> DESCRIPTION OF THE TASK
Could you give the data below again, exactly and completely?
*****
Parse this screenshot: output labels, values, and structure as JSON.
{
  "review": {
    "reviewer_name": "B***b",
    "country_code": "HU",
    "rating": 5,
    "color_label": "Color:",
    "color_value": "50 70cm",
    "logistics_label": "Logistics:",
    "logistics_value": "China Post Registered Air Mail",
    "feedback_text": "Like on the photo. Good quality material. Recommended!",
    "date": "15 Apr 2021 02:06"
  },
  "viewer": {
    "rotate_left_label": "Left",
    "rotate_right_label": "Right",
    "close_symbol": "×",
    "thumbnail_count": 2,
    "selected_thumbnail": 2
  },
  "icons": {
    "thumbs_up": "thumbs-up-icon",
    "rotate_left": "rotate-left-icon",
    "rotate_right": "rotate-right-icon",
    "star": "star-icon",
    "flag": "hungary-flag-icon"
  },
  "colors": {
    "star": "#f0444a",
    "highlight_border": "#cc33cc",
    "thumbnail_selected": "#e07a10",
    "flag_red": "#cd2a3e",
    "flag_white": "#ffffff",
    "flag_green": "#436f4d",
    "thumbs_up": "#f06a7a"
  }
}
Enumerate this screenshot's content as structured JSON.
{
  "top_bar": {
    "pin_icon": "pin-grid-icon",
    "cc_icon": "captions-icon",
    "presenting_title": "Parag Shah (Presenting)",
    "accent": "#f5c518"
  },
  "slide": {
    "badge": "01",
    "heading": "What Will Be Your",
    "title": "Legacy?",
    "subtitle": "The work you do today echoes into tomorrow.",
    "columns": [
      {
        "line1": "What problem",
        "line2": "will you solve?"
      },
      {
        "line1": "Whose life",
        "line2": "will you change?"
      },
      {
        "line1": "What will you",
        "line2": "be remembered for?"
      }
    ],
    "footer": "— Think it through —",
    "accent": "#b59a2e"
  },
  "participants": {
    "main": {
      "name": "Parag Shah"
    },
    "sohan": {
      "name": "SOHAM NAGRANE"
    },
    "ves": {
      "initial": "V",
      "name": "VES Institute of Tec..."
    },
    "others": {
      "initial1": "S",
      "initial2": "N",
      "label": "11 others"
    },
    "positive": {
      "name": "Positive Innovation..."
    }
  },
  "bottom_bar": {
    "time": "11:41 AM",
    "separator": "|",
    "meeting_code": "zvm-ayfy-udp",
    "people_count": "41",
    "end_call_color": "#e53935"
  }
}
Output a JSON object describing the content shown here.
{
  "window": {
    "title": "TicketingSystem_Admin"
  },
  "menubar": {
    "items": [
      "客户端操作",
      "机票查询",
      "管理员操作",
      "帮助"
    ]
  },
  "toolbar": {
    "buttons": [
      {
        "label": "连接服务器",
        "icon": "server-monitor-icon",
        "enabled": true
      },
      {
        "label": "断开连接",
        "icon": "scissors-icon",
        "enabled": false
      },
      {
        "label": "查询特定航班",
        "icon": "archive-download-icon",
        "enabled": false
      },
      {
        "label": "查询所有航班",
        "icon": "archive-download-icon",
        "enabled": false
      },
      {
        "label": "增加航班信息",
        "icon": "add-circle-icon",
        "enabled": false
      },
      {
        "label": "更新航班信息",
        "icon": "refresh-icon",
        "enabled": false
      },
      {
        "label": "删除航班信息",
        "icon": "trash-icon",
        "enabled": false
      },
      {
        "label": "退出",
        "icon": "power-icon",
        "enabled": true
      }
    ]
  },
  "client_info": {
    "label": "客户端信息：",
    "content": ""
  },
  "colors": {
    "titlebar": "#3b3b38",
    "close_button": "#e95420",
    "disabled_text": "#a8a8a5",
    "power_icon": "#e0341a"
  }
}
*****
> RESPONSE
Parse this screenshot: output labels, values, and structure as JSON.
{
  "review": {
    "reviewer_name": "B***b",
    "country_code": "HU",
    "rating": 5,
    "color_label": "Color:",
    "color_value": "50 70cm",
    "logistics_label": "Logistics:",
    "logistics_value": "China Post Registered Air Mail",
    "feedback_text": "Like on the photo. Good quality material. Recommended!",
    "date": "15 Apr 2021 02:06"
  },
  "viewer": {
    "rotate_left_label": "Left",
    "rotate_right_label": "Right",
    "close_symbol": "×",
    "thumbnail_count": 2,
    "selected_thumbnail": 2
  },
  "icons": {
    "thumbs_up": "thumbs-up-icon",
    "rotate_left": "rotate-left-icon",
    "rotate_right": "rotate-right-icon",
    "star": "star-icon",
    "flag": "hungary-flag-icon"
  },
  "colors": {
    "star": "#f0444a",
    "highlight_border": "#cc33cc",
    "thumbnail_selected": "#e07a10",
    "flag_red": "#cd2a3e",
    "flag_white": "#ffffff",
    "flag_green": "#436f4d",
    "thumbs_up": "#f06a7a"
  }
}
Enumerate this screenshot's content as structured JSON.
{
  "top_bar": {
    "pin_icon": "pin-grid-icon",
    "cc_icon": "captions-icon",
    "presenting_title": "Parag Shah (Presenting)",
    "accent": "#f5c518"
  },
  "slide": {
    "badge": "01",
    "heading": "What Will Be Your",
    "title": "Legacy?",
    "subtitle": "The work you do today echoes into tomorrow.",
    "columns": [
      {
        "line1": "What problem",
        "line2": "will you solve?"
      },
      {
        "line1": "Whose life",
        "line2": "will you change?"
      },
      {
        "line1": "What will you",
        "line2": "be remembered for?"
      }
    ],
    "footer": "— Think it through —",
    "accent": "#b59a2e"
  },
  "participants": {
    "main": {
      "name": "Parag Shah"
    },
    "sohan": {
      "name": "SOHAM NAGRANE"
    },
    "ves": {
      "initial": "V",
      "name": "VES Institute of Tec..."
    },
    "others": {
      "initial1": "S",
      "initial2": "N",
      "label": "11 others"
    },
    "positive": {
      "name": "Positive Innovation..."
    }
  },
  "bottom_bar": {
    "time": "11:41 AM",
    "separator": "|",
    "meeting_code": "zvm-ayfy-udp",
    "people_count": "41",
    "end_call_color": "#e53935"
  }
}
Output a JSON object describing the content shown here.
{
  "window": {
    "title": "TicketingSystem_Admin"
  },
  "menubar": {
    "items": [
      "客户端操作",
      "机票查询",
      "管理员操作",
      "帮助"
    ]
  },
  "toolbar": {
    "buttons": [
      {
        "label": "连接服务器",
        "icon": "server-monitor-icon",
        "enabled": true
      },
      {
        "label": "断开连接",
        "icon": "scissors-icon",
        "enabled": false
      },
      {
        "label": "查询特定航班",
        "icon": "archive-download-icon",
        "enabled": false
      },
      {
        "label": "查询所有航班",
        "icon": "archive-download-icon",
        "enabled": false
      },
      {
        "label": "增加航班信息",
        "icon": "add-circle-icon",
        "enabled": false
      },
      {
        "label": "更新航班信息",
        "icon": "refresh-icon",
        "enabled": false
      },
      {
        "label": "删除航班信息",
        "icon": "trash-icon",
        "enabled": false
      },
      {
        "label": "退出",
        "icon": "power-icon",
        "enabled": true
      }
    ]
  },
  "client_info": {
    "label": "客户端信息：",
    "content": ""
  },
  "colors": {
    "titlebar": "#3b3b38",
    "close_button": "#e95420",
    "disabled_text": "#a8a8a5",
    "power_icon": "#e0341a"
  }
}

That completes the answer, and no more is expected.